Task: Take each line of the records below that contains the string "恐失天下之望" and copy it.

Data for analysis:

[Start of section]

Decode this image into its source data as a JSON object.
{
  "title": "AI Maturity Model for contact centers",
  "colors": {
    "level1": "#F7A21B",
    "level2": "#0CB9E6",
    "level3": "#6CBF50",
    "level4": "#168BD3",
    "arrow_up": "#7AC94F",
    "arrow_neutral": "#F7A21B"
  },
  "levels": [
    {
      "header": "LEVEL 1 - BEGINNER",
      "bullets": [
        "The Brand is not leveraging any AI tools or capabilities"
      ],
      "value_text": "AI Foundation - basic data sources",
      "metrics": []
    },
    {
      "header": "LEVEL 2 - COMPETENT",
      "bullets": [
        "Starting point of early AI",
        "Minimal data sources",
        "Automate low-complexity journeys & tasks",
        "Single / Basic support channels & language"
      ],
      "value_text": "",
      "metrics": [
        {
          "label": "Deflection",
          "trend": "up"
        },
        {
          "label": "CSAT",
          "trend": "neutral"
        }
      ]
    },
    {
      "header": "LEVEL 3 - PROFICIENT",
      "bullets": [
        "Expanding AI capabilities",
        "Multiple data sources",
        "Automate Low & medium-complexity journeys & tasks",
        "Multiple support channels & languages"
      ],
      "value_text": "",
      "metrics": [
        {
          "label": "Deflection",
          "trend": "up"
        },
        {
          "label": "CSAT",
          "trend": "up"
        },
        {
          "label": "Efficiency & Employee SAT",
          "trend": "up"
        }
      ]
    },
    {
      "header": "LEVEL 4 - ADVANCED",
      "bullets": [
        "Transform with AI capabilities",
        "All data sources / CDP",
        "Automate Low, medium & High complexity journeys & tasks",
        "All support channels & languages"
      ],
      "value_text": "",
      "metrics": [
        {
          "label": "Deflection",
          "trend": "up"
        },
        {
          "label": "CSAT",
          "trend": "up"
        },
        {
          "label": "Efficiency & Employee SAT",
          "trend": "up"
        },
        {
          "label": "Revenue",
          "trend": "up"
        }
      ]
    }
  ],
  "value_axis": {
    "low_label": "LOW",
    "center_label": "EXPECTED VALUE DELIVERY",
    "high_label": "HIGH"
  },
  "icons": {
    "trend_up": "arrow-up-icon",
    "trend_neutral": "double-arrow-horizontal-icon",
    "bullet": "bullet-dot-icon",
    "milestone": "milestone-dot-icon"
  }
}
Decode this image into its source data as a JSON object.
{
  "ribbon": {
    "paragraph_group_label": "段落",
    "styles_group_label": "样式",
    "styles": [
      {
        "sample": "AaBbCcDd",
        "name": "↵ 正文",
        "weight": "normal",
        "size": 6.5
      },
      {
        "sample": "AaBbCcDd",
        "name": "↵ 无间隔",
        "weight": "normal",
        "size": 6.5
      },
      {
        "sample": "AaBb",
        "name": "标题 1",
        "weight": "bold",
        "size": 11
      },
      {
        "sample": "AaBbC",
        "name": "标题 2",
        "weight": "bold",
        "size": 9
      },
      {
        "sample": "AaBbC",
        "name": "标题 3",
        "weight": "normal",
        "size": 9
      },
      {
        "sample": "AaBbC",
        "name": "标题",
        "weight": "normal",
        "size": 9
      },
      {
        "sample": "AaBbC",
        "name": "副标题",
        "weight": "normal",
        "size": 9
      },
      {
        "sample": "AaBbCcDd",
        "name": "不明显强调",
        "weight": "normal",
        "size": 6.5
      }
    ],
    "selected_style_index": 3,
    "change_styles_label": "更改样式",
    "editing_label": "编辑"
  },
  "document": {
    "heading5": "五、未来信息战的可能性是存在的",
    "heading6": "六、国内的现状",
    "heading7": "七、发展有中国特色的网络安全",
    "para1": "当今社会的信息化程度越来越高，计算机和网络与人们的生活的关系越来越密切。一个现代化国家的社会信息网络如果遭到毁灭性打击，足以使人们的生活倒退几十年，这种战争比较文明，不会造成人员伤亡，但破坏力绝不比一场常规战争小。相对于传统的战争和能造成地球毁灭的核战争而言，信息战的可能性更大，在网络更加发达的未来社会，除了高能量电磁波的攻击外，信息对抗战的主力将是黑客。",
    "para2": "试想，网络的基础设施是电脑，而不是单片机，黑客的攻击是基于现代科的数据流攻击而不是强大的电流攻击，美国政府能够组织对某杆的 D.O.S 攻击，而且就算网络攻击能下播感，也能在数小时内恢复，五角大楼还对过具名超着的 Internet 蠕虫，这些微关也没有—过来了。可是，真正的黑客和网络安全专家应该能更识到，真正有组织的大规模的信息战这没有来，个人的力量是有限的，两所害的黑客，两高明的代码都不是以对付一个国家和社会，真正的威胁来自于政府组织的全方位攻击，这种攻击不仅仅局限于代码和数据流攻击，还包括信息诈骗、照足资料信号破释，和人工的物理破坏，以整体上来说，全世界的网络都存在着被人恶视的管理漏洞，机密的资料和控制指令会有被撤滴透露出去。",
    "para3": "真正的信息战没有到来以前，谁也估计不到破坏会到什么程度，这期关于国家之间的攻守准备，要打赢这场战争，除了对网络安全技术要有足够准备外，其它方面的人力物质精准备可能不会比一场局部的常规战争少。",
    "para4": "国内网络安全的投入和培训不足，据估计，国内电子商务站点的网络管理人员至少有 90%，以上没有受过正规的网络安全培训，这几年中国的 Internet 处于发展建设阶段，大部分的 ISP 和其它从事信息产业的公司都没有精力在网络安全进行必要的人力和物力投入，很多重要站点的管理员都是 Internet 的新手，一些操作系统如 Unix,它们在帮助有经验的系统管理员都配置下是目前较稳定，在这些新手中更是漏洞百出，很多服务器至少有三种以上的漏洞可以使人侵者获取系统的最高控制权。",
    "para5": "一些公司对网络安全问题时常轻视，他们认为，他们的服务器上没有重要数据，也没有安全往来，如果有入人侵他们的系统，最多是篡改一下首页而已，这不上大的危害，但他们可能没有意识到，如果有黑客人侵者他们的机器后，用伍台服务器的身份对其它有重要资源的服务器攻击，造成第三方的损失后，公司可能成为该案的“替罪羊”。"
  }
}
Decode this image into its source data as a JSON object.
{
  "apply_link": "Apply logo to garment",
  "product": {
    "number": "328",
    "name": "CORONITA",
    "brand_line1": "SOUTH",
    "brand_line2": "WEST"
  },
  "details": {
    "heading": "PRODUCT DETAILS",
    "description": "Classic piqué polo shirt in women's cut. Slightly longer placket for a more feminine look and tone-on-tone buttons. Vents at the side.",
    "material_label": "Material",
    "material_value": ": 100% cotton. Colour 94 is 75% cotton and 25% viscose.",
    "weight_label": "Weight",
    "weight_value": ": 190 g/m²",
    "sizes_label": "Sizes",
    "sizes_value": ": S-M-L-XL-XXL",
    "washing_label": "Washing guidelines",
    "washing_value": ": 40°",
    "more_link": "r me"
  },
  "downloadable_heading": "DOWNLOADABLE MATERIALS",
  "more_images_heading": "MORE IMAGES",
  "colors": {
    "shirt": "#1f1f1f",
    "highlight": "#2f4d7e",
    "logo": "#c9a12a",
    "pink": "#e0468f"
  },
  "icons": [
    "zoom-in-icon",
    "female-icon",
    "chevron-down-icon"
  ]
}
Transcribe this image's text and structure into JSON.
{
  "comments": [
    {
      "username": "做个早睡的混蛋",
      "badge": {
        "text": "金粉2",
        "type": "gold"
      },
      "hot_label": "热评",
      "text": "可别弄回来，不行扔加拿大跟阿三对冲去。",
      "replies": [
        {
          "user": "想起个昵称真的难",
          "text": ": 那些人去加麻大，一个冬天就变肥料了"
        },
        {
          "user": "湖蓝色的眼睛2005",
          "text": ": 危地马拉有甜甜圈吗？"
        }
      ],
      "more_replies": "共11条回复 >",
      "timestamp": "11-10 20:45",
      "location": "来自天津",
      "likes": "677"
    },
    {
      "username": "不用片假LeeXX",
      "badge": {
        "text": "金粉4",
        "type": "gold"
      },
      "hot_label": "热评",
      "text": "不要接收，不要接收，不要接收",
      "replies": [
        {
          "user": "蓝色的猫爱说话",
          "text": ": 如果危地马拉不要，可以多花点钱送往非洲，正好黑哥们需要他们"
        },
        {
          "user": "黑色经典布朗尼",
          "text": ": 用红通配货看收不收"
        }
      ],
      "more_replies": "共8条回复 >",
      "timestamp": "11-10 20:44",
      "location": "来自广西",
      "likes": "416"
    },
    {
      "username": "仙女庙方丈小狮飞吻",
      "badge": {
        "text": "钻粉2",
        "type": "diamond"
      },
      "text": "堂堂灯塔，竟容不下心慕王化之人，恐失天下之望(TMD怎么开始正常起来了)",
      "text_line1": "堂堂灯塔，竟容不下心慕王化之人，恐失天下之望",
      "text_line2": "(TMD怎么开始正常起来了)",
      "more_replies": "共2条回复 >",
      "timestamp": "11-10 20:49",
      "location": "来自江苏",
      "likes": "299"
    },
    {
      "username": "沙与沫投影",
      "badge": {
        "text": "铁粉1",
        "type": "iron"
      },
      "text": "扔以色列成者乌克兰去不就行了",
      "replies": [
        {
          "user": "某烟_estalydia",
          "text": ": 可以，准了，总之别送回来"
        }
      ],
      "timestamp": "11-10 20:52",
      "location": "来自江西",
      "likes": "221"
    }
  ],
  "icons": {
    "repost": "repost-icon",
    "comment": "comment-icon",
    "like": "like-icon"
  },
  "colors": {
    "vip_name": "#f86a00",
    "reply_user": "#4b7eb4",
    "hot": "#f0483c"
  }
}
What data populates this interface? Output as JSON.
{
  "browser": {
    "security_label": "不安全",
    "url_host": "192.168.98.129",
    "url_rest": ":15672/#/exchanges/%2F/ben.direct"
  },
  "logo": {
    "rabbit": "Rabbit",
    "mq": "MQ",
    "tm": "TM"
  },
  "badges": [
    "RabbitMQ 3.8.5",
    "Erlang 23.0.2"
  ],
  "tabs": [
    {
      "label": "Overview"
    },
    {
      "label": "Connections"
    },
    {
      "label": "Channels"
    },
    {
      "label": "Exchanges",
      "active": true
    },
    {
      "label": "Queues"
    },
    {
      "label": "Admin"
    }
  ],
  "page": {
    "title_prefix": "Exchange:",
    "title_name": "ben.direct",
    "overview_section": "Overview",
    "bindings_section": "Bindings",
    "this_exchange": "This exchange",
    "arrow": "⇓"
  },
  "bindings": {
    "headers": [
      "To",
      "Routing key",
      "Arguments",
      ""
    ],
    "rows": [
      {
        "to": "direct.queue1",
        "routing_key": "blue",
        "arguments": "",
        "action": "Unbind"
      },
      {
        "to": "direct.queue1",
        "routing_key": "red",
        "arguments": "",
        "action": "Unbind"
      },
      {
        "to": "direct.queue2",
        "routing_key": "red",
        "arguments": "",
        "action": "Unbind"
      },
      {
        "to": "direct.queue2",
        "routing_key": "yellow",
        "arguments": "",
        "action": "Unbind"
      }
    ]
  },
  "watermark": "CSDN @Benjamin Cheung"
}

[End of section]

Response box:
      "text": "堂堂灯塔，竟容不下心慕王化之人，恐失天下之望(TMD怎么开始正常起来了)",
      "text_line1": "堂堂灯塔，竟容不下心慕王化之人，恐失天下之望",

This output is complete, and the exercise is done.